┌──

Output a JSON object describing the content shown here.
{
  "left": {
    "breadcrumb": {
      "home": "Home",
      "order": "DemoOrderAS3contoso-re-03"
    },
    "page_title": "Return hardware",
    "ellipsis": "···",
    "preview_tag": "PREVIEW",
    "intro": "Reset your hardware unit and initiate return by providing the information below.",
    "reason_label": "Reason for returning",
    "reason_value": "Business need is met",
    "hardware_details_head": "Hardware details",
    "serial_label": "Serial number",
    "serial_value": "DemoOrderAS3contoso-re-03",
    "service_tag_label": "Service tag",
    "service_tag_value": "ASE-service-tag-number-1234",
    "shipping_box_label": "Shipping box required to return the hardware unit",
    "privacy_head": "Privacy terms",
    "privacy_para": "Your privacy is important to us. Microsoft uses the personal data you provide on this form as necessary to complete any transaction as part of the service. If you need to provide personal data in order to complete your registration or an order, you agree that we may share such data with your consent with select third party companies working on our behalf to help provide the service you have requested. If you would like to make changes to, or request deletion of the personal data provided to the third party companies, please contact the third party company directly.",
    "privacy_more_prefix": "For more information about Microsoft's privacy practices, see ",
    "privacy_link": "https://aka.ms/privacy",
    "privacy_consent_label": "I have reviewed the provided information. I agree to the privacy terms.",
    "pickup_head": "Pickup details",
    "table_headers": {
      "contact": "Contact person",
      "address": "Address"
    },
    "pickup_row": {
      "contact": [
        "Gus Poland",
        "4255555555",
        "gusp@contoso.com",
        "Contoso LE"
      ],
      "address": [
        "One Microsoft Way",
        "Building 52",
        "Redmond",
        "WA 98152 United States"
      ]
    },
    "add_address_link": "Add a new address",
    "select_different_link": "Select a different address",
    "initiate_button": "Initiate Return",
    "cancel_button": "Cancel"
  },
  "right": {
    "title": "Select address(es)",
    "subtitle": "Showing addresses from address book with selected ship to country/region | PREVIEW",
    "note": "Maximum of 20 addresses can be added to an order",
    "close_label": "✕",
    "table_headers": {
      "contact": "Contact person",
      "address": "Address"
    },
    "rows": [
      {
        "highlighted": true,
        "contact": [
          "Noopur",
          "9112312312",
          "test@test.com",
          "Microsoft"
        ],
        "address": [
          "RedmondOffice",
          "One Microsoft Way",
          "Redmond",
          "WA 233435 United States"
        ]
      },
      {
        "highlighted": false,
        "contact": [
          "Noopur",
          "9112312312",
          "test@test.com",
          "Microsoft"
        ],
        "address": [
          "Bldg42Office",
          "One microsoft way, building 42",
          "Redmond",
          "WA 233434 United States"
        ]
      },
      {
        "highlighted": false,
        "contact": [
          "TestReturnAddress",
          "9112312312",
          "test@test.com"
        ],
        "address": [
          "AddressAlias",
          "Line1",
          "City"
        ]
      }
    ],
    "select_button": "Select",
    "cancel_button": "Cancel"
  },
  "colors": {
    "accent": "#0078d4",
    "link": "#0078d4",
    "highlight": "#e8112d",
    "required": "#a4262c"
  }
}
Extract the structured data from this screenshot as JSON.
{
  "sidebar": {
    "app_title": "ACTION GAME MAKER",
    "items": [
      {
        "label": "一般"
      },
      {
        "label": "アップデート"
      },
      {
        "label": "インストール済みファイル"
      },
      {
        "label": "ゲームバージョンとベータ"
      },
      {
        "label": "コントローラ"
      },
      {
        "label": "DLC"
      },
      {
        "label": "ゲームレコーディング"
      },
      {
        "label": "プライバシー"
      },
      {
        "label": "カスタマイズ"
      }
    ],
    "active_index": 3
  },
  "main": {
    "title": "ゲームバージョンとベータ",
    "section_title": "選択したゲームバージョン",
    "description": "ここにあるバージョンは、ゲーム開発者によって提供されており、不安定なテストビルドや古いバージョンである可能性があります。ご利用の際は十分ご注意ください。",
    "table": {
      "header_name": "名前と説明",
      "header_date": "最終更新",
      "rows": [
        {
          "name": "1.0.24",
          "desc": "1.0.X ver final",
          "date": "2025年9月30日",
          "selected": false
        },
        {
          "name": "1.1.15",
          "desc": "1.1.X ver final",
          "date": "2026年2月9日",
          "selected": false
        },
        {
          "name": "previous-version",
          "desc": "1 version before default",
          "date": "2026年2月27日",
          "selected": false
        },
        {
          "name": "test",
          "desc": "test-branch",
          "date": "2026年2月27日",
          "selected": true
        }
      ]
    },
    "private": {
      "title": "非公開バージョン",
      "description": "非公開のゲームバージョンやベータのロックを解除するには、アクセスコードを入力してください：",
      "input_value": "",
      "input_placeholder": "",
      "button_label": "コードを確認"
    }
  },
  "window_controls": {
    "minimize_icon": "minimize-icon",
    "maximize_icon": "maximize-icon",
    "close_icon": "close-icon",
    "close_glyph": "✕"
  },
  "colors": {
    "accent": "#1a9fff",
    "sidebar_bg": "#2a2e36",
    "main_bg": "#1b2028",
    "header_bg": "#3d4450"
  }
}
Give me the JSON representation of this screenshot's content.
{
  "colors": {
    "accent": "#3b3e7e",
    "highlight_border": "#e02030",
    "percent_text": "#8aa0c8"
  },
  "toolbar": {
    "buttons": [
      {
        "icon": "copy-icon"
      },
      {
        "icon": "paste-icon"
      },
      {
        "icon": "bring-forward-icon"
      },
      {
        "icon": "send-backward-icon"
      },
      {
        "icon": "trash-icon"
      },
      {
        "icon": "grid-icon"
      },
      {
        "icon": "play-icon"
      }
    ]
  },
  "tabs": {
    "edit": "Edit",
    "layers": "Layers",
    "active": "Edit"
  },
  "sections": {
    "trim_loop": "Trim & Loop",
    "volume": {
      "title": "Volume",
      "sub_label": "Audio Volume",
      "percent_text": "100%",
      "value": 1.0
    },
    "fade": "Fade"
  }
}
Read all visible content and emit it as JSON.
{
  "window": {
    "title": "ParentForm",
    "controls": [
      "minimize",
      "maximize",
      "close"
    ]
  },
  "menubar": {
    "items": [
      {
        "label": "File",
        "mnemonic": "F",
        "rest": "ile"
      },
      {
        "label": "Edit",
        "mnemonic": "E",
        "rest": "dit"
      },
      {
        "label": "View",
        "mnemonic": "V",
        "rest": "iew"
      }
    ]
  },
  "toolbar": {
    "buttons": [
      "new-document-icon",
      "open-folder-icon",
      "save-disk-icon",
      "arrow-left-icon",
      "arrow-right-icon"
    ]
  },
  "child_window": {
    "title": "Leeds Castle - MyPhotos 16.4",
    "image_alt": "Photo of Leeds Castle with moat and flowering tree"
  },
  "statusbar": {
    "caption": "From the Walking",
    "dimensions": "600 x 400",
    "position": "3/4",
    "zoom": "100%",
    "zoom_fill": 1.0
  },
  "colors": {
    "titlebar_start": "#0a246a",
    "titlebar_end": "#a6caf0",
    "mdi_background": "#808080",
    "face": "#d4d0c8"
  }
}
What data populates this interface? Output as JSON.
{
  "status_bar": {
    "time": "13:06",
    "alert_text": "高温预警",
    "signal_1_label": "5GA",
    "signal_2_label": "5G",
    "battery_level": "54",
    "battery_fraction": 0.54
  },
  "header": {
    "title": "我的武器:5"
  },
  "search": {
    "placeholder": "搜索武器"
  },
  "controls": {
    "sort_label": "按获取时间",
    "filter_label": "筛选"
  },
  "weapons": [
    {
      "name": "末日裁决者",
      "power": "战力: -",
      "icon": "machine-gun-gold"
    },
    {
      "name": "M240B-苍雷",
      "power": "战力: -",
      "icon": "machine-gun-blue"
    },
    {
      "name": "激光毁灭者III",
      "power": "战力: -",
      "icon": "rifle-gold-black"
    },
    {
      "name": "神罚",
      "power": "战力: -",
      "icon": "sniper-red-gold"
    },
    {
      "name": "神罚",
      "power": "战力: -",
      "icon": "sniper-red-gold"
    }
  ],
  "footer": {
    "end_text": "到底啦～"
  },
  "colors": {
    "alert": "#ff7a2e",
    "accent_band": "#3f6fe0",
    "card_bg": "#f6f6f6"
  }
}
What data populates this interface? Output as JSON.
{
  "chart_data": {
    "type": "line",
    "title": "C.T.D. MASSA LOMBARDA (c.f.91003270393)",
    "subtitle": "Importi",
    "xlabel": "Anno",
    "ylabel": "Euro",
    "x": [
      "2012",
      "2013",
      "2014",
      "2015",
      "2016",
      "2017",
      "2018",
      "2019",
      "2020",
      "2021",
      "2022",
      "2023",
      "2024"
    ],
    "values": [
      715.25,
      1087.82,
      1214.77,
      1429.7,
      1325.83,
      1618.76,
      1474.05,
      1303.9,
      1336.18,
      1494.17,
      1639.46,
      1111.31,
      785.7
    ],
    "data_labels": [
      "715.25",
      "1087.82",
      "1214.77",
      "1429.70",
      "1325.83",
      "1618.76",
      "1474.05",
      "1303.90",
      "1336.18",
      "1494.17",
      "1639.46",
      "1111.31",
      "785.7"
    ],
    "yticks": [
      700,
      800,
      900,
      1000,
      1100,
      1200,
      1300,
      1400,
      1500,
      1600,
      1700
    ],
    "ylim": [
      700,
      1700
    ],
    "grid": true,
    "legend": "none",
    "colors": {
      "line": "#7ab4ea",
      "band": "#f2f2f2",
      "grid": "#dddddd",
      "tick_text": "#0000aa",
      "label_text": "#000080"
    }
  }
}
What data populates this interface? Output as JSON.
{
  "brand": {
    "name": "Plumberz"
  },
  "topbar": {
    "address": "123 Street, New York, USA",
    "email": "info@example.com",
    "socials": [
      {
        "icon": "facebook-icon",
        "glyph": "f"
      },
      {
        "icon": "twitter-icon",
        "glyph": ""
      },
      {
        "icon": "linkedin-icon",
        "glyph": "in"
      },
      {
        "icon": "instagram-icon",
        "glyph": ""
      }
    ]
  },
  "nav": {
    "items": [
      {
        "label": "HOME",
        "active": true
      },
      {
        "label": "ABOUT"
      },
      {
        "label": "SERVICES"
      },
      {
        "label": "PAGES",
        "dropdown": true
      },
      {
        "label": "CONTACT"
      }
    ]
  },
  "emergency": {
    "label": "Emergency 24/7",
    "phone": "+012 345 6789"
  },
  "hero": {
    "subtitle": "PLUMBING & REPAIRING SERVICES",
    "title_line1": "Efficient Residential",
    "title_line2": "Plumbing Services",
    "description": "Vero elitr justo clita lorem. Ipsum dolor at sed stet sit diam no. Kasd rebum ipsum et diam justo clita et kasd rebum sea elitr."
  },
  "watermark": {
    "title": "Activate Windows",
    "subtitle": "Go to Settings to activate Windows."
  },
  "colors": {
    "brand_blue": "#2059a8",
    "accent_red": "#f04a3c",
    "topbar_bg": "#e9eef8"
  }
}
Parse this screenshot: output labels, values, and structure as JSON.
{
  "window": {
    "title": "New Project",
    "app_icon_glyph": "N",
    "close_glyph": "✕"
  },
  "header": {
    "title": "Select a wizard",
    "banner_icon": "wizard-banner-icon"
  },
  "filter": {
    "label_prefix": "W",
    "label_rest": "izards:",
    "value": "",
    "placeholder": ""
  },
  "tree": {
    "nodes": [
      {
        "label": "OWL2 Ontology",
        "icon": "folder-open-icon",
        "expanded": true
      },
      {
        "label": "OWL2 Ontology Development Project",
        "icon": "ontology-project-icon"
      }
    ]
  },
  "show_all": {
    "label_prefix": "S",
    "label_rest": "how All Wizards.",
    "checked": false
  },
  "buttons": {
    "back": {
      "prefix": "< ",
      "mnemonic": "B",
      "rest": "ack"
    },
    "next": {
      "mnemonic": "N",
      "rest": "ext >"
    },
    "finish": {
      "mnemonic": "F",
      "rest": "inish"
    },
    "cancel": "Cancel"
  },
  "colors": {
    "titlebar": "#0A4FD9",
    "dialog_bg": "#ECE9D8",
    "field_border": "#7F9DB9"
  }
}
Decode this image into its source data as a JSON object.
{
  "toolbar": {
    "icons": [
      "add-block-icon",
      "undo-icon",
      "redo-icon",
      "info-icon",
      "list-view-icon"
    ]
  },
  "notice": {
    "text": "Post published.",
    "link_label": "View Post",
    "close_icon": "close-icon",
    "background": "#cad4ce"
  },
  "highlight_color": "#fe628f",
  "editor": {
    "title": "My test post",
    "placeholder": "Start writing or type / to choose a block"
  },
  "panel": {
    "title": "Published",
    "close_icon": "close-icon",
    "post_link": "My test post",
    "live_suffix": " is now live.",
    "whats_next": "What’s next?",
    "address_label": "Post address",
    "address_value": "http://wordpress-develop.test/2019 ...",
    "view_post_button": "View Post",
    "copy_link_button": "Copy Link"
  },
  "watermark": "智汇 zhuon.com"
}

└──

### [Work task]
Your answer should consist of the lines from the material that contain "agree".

### [Answer to this exercise]
    "privacy_para": "Your privacy is important to us. Microsoft uses the personal data you provide on this form as necessary to complete any transaction as part of the service. If you need to provide personal data in order to complete your registration or an order, you agree that we may share such data with your consent with select third party companies working on our behalf to help provide the service you have requested. If you would like to make changes to, or request deletion of the personal data provided to the third party companies, please contact the third party company directly.",
    "privacy_consent_label": "I have reviewed the provided information. I agree to the privacy terms.",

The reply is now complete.